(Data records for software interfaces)
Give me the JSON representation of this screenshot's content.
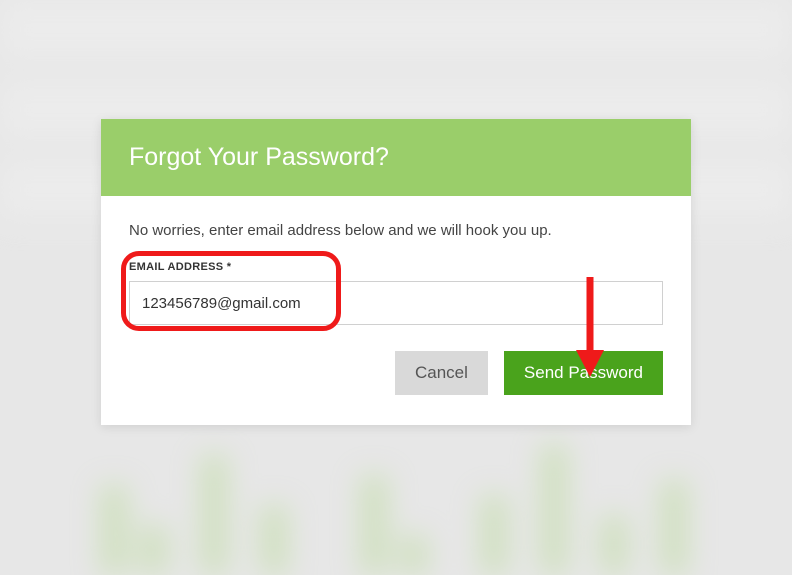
{
  "modal": {
    "title": "Forgot Your Password?",
    "subtitle": "No worries, enter email address below and we will hook you up.",
    "email_label": "EMAIL ADDRESS *",
    "email_value": "123456789@gmail.com",
    "cancel_label": "Cancel",
    "send_label": "Send Password"
  },
  "colors": {
    "header_bg": "#9ace6a",
    "send_bg": "#4aa31c",
    "highlight": "#ef1a1a"
  }
}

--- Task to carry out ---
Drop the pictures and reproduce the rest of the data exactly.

--- Your solution ---
Give me the JSON representation of this screenshot's content.
{
  "modal": {
    "title": "Forgot Your Password?",
    "subtitle": "No worries, enter email address below and we will hook you up.",
    "email_label": "EMAIL ADDRESS *",
    "email_value": "123456789@gmail.com",
    "cancel_label": "Cancel",
    "send_label": "Send Password"
  },
  "colors": {
    "header_bg": "#9ace6a",
    "send_bg": "#4aa31c",
    "highlight": "#ef1a1a"
  }
}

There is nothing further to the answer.